|I'm skeptical of skeptics|
In the August, 2006 issue of Scientific American magazine page 34 Michael Shermer’s “Skeptic” column is devoted to the topic of “Folk Science”, which seems to mean any beliefs not based on scientific experiments.
One example of folk science is prayer. Shermer cites a study published in the April, 2006 American Heart Journal. In this study, about 1,000 heart surgery patients were prayed for by members of several religious congregations and were found to have no better outcome than other heart surgery patients. According to Shermer this proves conclusively that prayer for sick people does not help them.
The weakness of this conclusion is appalling.

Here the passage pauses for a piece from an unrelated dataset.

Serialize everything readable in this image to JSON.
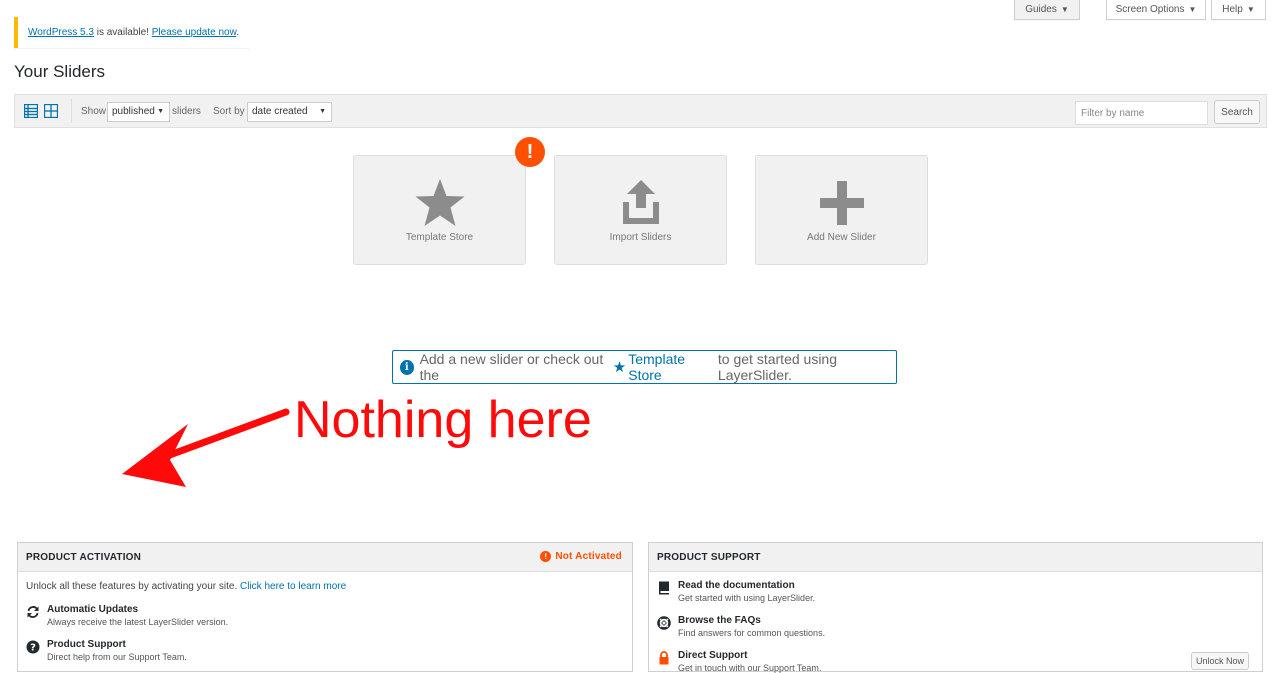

Obviously, prayer involves communicating with an intelligent being who has free will. Therefore the person offering the prayer, the manner of its offering, the subject of the prayer and other circumstances may be crucial. It is not as simple a process as administering a drug to heart surgery patients. Prayer is not a medication; it involves creating a relationship.
To give an analogy, let’s say I want to do an experiment to discover whether or not writing letters to the President of the United States has any affect. One thousand people will write to the President asking that their federal income tax be lowered. Then we will check to see if their taxes drop compared to other people or not. If not, then we can conclude scientifically that the President either does not exist or he never reads his mail.

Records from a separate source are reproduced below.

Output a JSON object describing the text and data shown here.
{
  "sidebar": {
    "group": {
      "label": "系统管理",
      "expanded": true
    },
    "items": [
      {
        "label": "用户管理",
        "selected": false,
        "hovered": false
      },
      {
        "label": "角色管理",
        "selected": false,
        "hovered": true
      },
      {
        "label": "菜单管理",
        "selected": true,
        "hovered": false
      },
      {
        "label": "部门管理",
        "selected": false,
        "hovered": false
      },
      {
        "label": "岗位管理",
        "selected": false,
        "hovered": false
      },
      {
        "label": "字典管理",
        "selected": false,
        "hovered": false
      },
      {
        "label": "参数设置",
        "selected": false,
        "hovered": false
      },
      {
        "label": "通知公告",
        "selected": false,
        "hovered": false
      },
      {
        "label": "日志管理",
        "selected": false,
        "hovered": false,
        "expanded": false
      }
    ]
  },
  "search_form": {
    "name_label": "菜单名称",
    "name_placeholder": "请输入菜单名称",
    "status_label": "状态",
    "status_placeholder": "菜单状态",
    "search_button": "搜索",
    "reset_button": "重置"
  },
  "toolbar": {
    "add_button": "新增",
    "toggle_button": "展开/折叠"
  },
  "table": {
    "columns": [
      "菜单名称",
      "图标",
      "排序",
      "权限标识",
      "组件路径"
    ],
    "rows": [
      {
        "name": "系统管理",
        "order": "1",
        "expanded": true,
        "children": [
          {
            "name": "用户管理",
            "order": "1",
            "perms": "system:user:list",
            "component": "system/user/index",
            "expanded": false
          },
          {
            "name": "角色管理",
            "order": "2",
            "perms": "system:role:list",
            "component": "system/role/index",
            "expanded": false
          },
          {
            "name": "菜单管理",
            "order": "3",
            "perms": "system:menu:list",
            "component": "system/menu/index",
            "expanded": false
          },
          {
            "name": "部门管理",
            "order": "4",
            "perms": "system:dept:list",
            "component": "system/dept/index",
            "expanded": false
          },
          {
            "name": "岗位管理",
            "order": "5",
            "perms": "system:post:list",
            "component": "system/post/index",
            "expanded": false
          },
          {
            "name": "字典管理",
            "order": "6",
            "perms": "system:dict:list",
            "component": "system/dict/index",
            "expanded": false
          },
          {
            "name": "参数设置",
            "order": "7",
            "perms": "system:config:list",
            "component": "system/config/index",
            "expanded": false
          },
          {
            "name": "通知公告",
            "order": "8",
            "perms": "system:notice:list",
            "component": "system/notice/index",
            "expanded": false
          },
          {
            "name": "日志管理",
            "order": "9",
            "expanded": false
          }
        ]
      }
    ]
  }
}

An experiment like that is obviously absurd junk science which no one would take seriously. Therefore one wonders why Dr. Shermer finds the AHJ study to be so compelling and in fact why the editors of Scientific American magazine even published his column. Could there be a need in scientific community to grasp at any straw which seems to disprove monotheism, thereby discrediting the clergy and increasing their own prestige?